* [WHAT IS NEEDED]
Records follow. Select each line holding "疲乏无力".

* [DATA TO PROCESS]
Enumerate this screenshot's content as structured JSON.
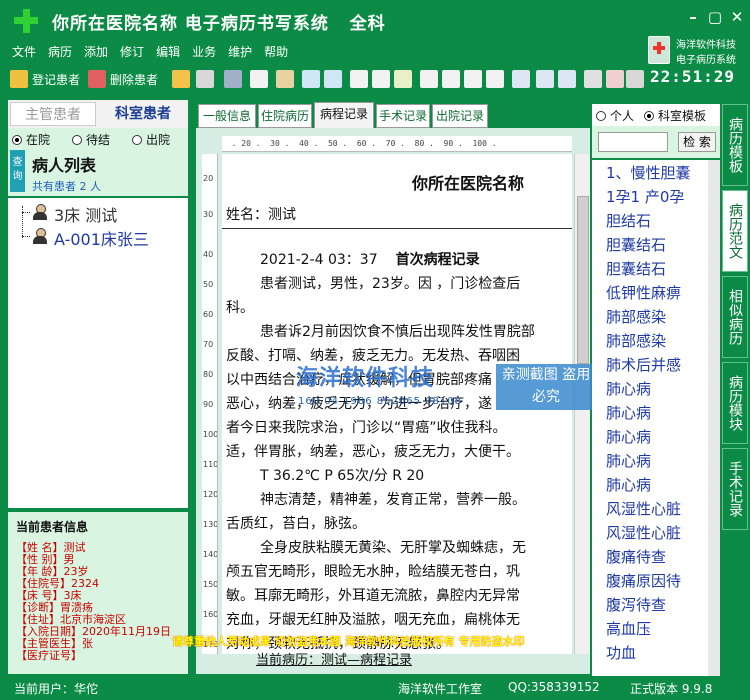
{
  "window": {
    "title": "你所在医院名称 电子病历书写系统   全科"
  },
  "menu": [
    "文件",
    "病历",
    "添加",
    "修订",
    "编辑",
    "业务",
    "维护",
    "帮助"
  ],
  "toolbar": {
    "register_label": "登记患者",
    "delete_label": "删除患者"
  },
  "brand": {
    "line1": "海洋软件科技",
    "line2": "电子病历系统",
    "clock": "22:51:29"
  },
  "left_panel": {
    "tab_owner": "主管患者",
    "tab_department": "科室患者",
    "radios": [
      "在院",
      "待结",
      "出院"
    ],
    "query_label": "查询",
    "list_title": "病人列表",
    "count_text": "共有患者 2 人",
    "patients": [
      "3床 测试",
      "A-001床张三"
    ]
  },
  "current_patient": {
    "title": "当前患者信息",
    "rows": [
      "【姓  名】测试",
      "【性  别】男",
      "【年  龄】23岁",
      "【住院号】2324",
      "【床  号】3床",
      "【诊断】胃溃疡",
      "【住址】北京市海淀区",
      "【入院日期】2020年11月19日",
      "【主管医生】张",
      "【医疗证号】"
    ]
  },
  "doc_tabs": [
    "一般信息",
    "住院病历",
    "病程记录",
    "手术记录",
    "出院记录"
  ],
  "document": {
    "ruler_h": "  . 20 .  30 .  40 .  50 .  60 .  70 .  80 .  90 .  100 .",
    "ruler_v": [
      "20",
      "30",
      "40",
      "50",
      "60",
      "70",
      "80",
      "90",
      "100",
      "110",
      "120",
      "130",
      "140",
      "150",
      "160",
      "170"
    ],
    "hospital": "你所在医院名称",
    "patient_name": "姓名：测试",
    "date": "2021-2-4 03：37",
    "record_title": "首次病程记录",
    "lines": [
      "患者测试，男性，23岁。因 ，门诊检查后",
      "科。",
      "患者诉2月前因饮食不慎后出现阵发性胃脘部",
      "反酸、打嗝、纳差，疲乏无力。无发热、吞咽困",
      "以中西结合治疗，症状缓解，但胃脘部疼痛",
      "恶心，纳差，疲乏无力，为进一步治疗，遂",
      "者今日来我院求治，门诊以“胃癌”收住我科。",
      "适，伴胃胀，纳差，恶心，疲乏无力，大便干。",
      "T 36.2℃      P 65次/分      R 20",
      "神志清楚，精神差，发育正常，营养一般。",
      "舌质红，苔白，脉弦。",
      "全身皮肤粘膜无黄染、无肝掌及蜘蛛痣，无",
      "颅五官无畸形，眼睑无水肿，睑结膜无苍白，巩",
      "敏。耳廓无畸形，外耳道无流脓，鼻腔内无异常",
      "充血，牙龈无红肿及溢脓，咽无充血，扁桃体无",
      "对称，颈软无抵抗，颈静脉无怒张。"
    ],
    "current_record": "当前病历：测试—病程记录"
  },
  "watermark": {
    "main": "海洋软件科技",
    "box": "亲测截图 盗用必究",
    "phone": "160 04 1986 852065 08108"
  },
  "warning": "请尊重他人劳动成果  切勿盗用本图  海洋软件科技版权所有  专用防盗水印",
  "right_panel": {
    "radios": [
      "个人",
      "科室模板"
    ],
    "search_label": "检 索",
    "items": [
      "1、慢性胆囊",
      "1孕1 产0孕",
      "胆结石",
      "胆囊结石",
      "胆囊结石",
      "低钾性麻痹",
      "肺部感染",
      "肺部感染",
      "肺术后并感",
      "肺心病",
      "肺心病",
      "肺心病",
      "肺心病",
      "肺心病",
      "风湿性心脏",
      "风湿性心脏",
      "腹痛待查",
      "腹痛原因待",
      "腹泻待查",
      "高血压",
      "功血"
    ]
  },
  "vtabs": [
    "病历模板",
    "病历范文",
    "相似病历",
    "病历模块",
    "手术记录"
  ],
  "status": {
    "user": "当前用户：华佗",
    "company": "海洋软件工作室",
    "qq": "QQ:358339152",
    "version": "正式版本 9.9.8"
  }
}
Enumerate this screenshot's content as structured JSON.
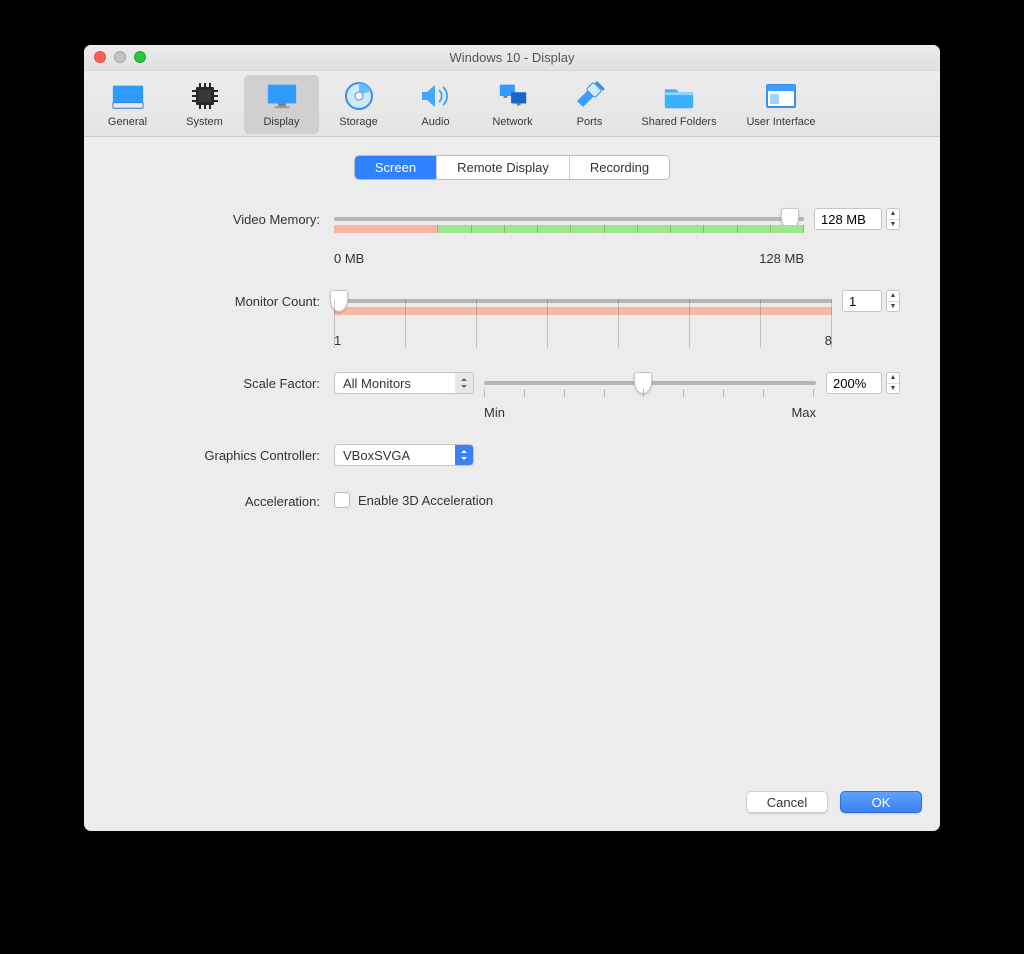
{
  "window": {
    "title": "Windows 10 - Display"
  },
  "toolbar": {
    "items": [
      {
        "key": "general",
        "label": "General"
      },
      {
        "key": "system",
        "label": "System"
      },
      {
        "key": "display",
        "label": "Display"
      },
      {
        "key": "storage",
        "label": "Storage"
      },
      {
        "key": "audio",
        "label": "Audio"
      },
      {
        "key": "network",
        "label": "Network"
      },
      {
        "key": "ports",
        "label": "Ports"
      },
      {
        "key": "shared-folders",
        "label": "Shared Folders"
      },
      {
        "key": "user-interface",
        "label": "User Interface"
      }
    ],
    "active": "display"
  },
  "tabs": {
    "items": [
      {
        "key": "screen",
        "label": "Screen"
      },
      {
        "key": "remote",
        "label": "Remote Display"
      },
      {
        "key": "recording",
        "label": "Recording"
      }
    ],
    "active": "screen"
  },
  "fields": {
    "video_memory": {
      "label": "Video Memory:",
      "min_label": "0 MB",
      "max_label": "128 MB",
      "value": "128 MB",
      "slider_pct": 97,
      "color_split_pct": 22
    },
    "monitor_count": {
      "label": "Monitor Count:",
      "min_label": "1",
      "max_label": "8",
      "value": "1",
      "slider_pct": 0
    },
    "scale_factor": {
      "label": "Scale Factor:",
      "popup": "All Monitors",
      "min_label": "Min",
      "max_label": "Max",
      "value": "200%",
      "slider_pct": 48
    },
    "graphics_controller": {
      "label": "Graphics Controller:",
      "value": "VBoxSVGA"
    },
    "acceleration": {
      "label": "Acceleration:",
      "checkbox_label": "Enable 3D Acceleration",
      "checked": false
    }
  },
  "buttons": {
    "cancel": "Cancel",
    "ok": "OK"
  }
}
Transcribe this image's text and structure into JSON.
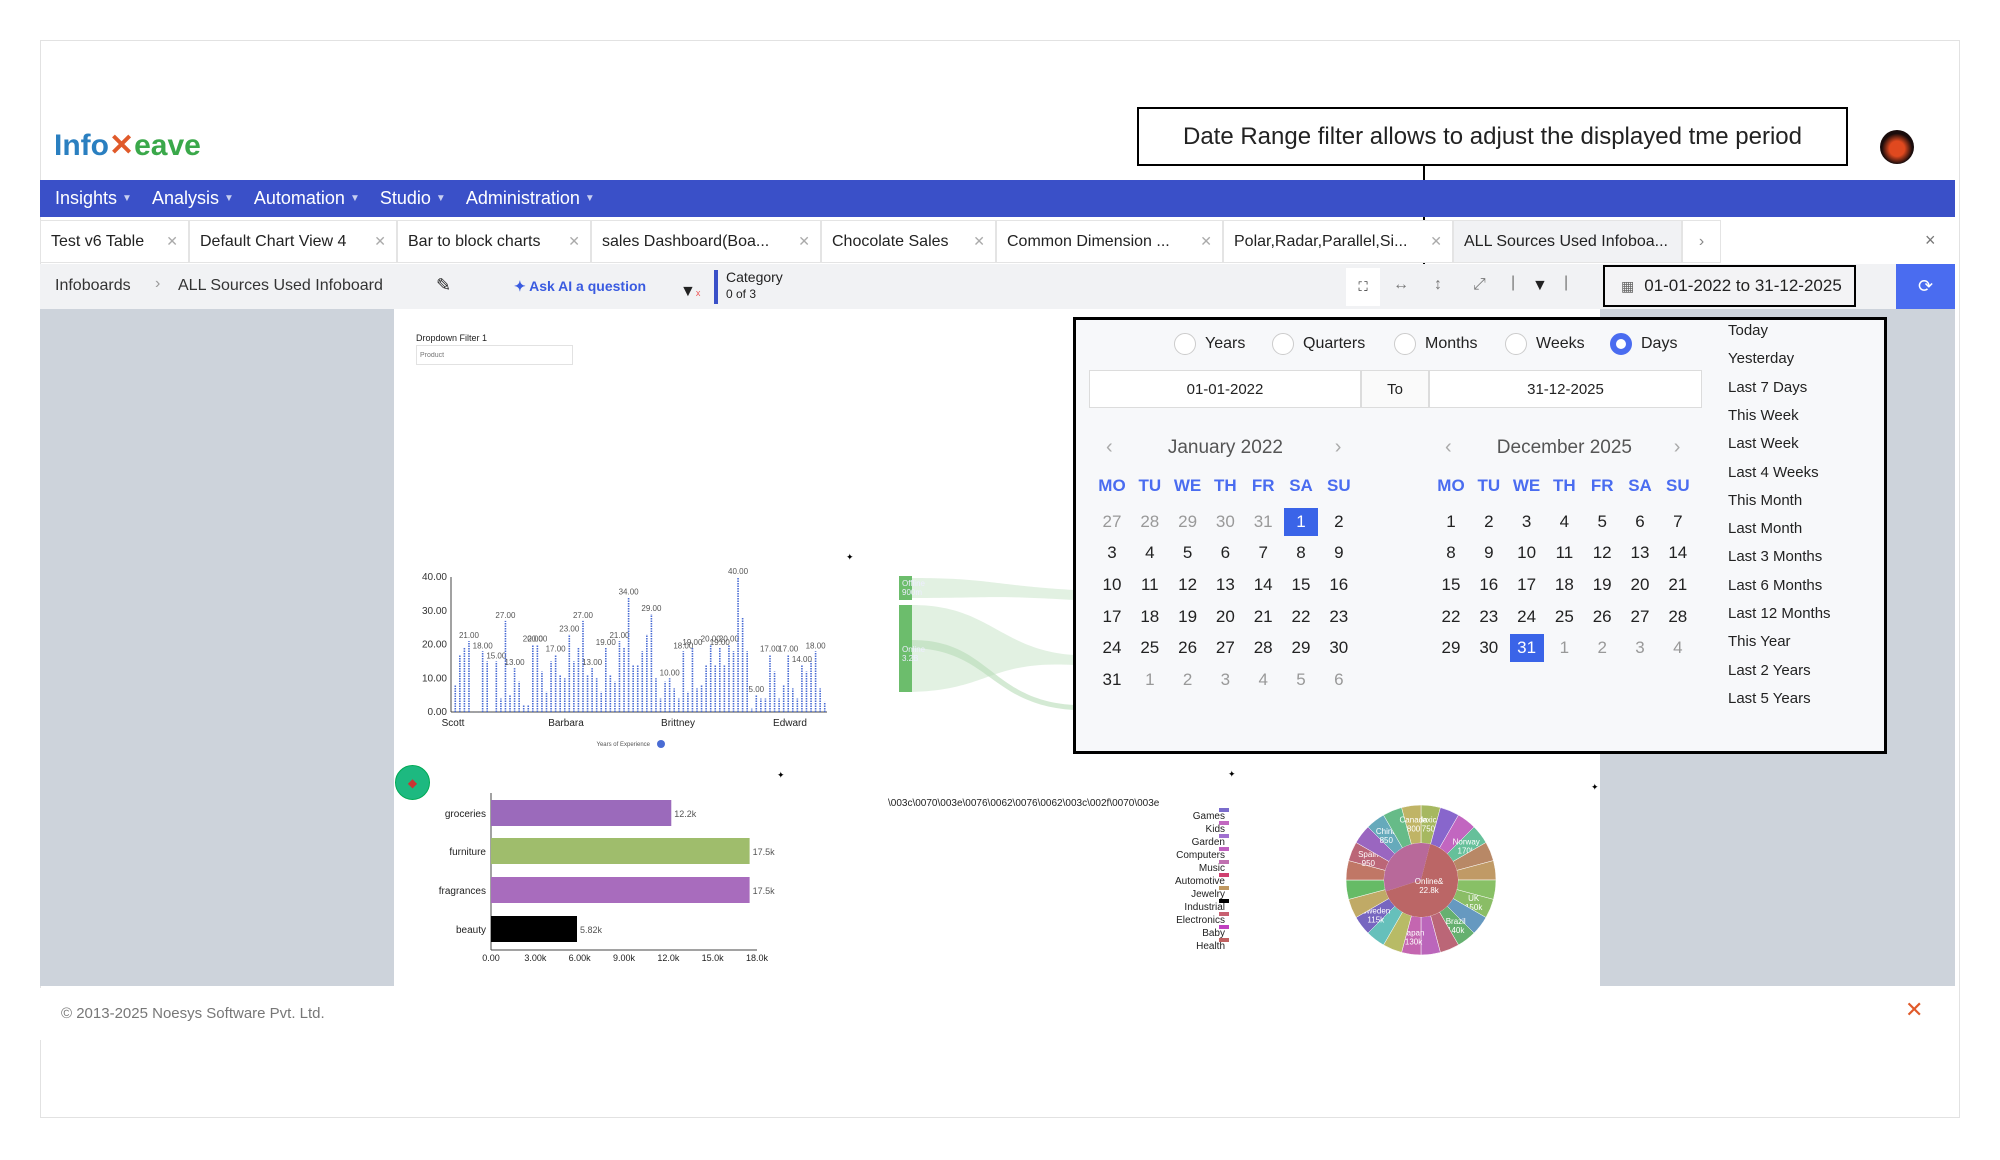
{
  "logo": {
    "part1": "Info",
    "part2": "eave"
  },
  "annotation": "Date Range filter allows to adjust the displayed tme period",
  "nav": [
    {
      "label": "Insights"
    },
    {
      "label": "Analysis"
    },
    {
      "label": "Automation"
    },
    {
      "label": "Studio"
    },
    {
      "label": "Administration"
    }
  ],
  "tabs": [
    {
      "label": "Test v6 Table"
    },
    {
      "label": "Default Chart View 4"
    },
    {
      "label": "Bar to block charts"
    },
    {
      "label": "sales Dashboard(Boa..."
    },
    {
      "label": "Chocolate Sales"
    },
    {
      "label": "Common Dimension ..."
    },
    {
      "label": "Polar,Radar,Parallel,Si..."
    },
    {
      "label": "ALL Sources Used Infoboa..."
    }
  ],
  "breadcrumb": {
    "root": "Infoboards",
    "current": "ALL Sources Used Infoboard"
  },
  "ask_ai": "Ask AI a question",
  "category_filter": {
    "label": "Category",
    "count": "0 of 3"
  },
  "date_range": {
    "value": "01-01-2022 to 31-12-2025"
  },
  "picker": {
    "modes": [
      "Years",
      "Quarters",
      "Months",
      "Weeks",
      "Days"
    ],
    "selected_mode": "Days",
    "from": "01-01-2022",
    "to_label": "To",
    "to": "31-12-2025",
    "weekdays": [
      "MO",
      "TU",
      "WE",
      "TH",
      "FR",
      "SA",
      "SU"
    ],
    "months": [
      {
        "title": "January 2022",
        "selected": 1,
        "weeks": [
          [
            27,
            28,
            29,
            30,
            31,
            1,
            2
          ],
          [
            3,
            4,
            5,
            6,
            7,
            8,
            9
          ],
          [
            10,
            11,
            12,
            13,
            14,
            15,
            16
          ],
          [
            17,
            18,
            19,
            20,
            21,
            22,
            23
          ],
          [
            24,
            25,
            26,
            27,
            28,
            29,
            30
          ],
          [
            31,
            1,
            2,
            3,
            4,
            5,
            6
          ]
        ]
      },
      {
        "title": "December 2025",
        "selected": 31,
        "weeks": [
          [
            1,
            2,
            3,
            4,
            5,
            6,
            7
          ],
          [
            8,
            9,
            10,
            11,
            12,
            13,
            14
          ],
          [
            15,
            16,
            17,
            18,
            19,
            20,
            21
          ],
          [
            22,
            23,
            24,
            25,
            26,
            27,
            28
          ],
          [
            29,
            30,
            31,
            1,
            2,
            3,
            4
          ]
        ]
      }
    ],
    "quick": [
      "Today",
      "Yesterday",
      "Last 7 Days",
      "This Week",
      "Last Week",
      "Last 4 Weeks",
      "This Month",
      "Last Month",
      "Last 3 Months",
      "Last 6 Months",
      "Last 12 Months",
      "This Year",
      "Last 2 Years",
      "Last 5 Years"
    ]
  },
  "dropdown_filter": {
    "label": "Dropdown Filter 1",
    "placeholder": "Product"
  },
  "chart_data": [
    {
      "type": "bar",
      "ylim": [
        0,
        40
      ],
      "yticks": [
        "0.00",
        "10.00",
        "20.00",
        "30.00",
        "40.00"
      ],
      "xticks": [
        "Scott",
        "Barbara",
        "Brittney",
        "Edward"
      ],
      "legend": "Years of Experience",
      "color": "#4a6cd4",
      "values": [
        8,
        17,
        19,
        21,
        0,
        0,
        18,
        15,
        0,
        15,
        4,
        27,
        5,
        13,
        9,
        2,
        2,
        20,
        20,
        12,
        6,
        15,
        17,
        11,
        10,
        23,
        15,
        19,
        27,
        11,
        13,
        10,
        6,
        19,
        11,
        9,
        21,
        19,
        34,
        14,
        14,
        18,
        23,
        29,
        10,
        4,
        9,
        10,
        7,
        4,
        18,
        6,
        19,
        7,
        8,
        14,
        20,
        14,
        19,
        14,
        20,
        18,
        40,
        28,
        18,
        1,
        5,
        4,
        4,
        17,
        12,
        4,
        8,
        17,
        7,
        4,
        14,
        12,
        15,
        18,
        7,
        3
      ]
    },
    {
      "type": "bar",
      "orientation": "horizontal",
      "categories": [
        "groceries",
        "furniture",
        "fragrances",
        "beauty"
      ],
      "values": [
        12200,
        17500,
        17500,
        5820
      ],
      "data_labels": [
        "12.2k",
        "17.5k",
        "17.5k",
        "5.82k"
      ],
      "colors": [
        "#9b6abb",
        "#9fbd6c",
        "#a86cbd",
        "#000000"
      ],
      "xlim": [
        0,
        18000
      ],
      "xticks": [
        "0.00",
        "3.00k",
        "6.00k",
        "9.00k",
        "12.0k",
        "15.0k",
        "18.0k"
      ]
    },
    {
      "type": "bar",
      "orientation": "horizontal",
      "title": "\\003c\\0070\\003e\\0076\\0062\\0076\\0062\\003c\\002f\\0070\\003e",
      "categories": [
        "Games",
        "Kids",
        "Garden",
        "Computers",
        "Music",
        "Automotive",
        "Jewelry",
        "Industrial",
        "Electronics",
        "Baby",
        "Health"
      ],
      "colors": [
        "#7a6ccc",
        "#c268c0",
        "#a070d0",
        "#c060c0",
        "#c070b0",
        "#d04070",
        "#c09860",
        "#000000",
        "#c86070",
        "#c040c0",
        "#c06060"
      ]
    },
    {
      "type": "sankey",
      "nodes": [
        {
          "label": "Offline",
          "value": "900m"
        },
        {
          "label": "Online",
          "value": "3.2B"
        }
      ],
      "color": "#6cbd6c"
    },
    {
      "type": "pie",
      "subtype": "sunburst",
      "inner": [
        {
          "label": "",
          "color": "#b8699a",
          "share": 0.34
        },
        {
          "label": "Online&",
          "value": "22.8k",
          "color": "#bb6666",
          "share": 0.66
        }
      ],
      "outer": [
        {
          "label": "Mexico",
          "value": "750",
          "color": "#a6b860"
        },
        {
          "label": "",
          "color": "#8866cc"
        },
        {
          "label": "",
          "color": "#c266c0"
        },
        {
          "label": "Norway",
          "value": "170k",
          "color": "#66c09a"
        },
        {
          "label": "",
          "color": "#b88866"
        },
        {
          "label": "",
          "color": "#c09a66"
        },
        {
          "label": "",
          "color": "#88c066"
        },
        {
          "label": "UK",
          "value": "150k",
          "color": "#8abd66"
        },
        {
          "label": "",
          "color": "#6699c0"
        },
        {
          "label": "Brazil",
          "value": "140k",
          "color": "#66b070"
        },
        {
          "label": "",
          "color": "#bb6677"
        },
        {
          "label": "",
          "color": "#bb66bb"
        },
        {
          "label": "Japan",
          "value": "130k",
          "color": "#c466b0"
        },
        {
          "label": "",
          "color": "#b8bb66"
        },
        {
          "label": "",
          "color": "#66c0bb"
        },
        {
          "label": "Sweden",
          "value": "115k",
          "color": "#7766c0"
        },
        {
          "label": "",
          "color": "#c0aa66"
        },
        {
          "label": "",
          "color": "#66bb66"
        },
        {
          "label": "",
          "color": "#c07766"
        },
        {
          "label": "Spain",
          "value": "950",
          "color": "#bb6677"
        },
        {
          "label": "",
          "color": "#9a66c0"
        },
        {
          "label": "China",
          "value": "850",
          "color": "#66aabb"
        },
        {
          "label": "",
          "color": "#66bb88"
        },
        {
          "label": "Canada",
          "value": "800",
          "color": "#c0b466"
        }
      ]
    }
  ],
  "footer": {
    "copyright": "© 2013-2025 Noesys Software Pvt. Ltd."
  }
}
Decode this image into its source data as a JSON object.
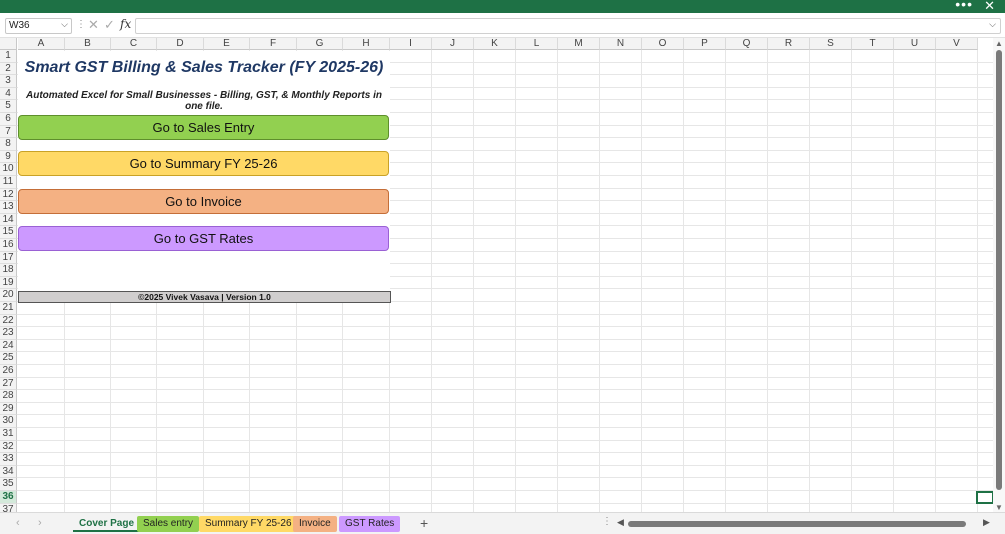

* [EXERCISE SOLUTION]
      "反酸、打嗝、纳差，疲乏无力。无发热、吞咽困",
      "恶心，纳差，疲乏无力，为进一步治疗，遂",
      "适，伴胃胀，纳差，恶心，疲乏无力，大便干。",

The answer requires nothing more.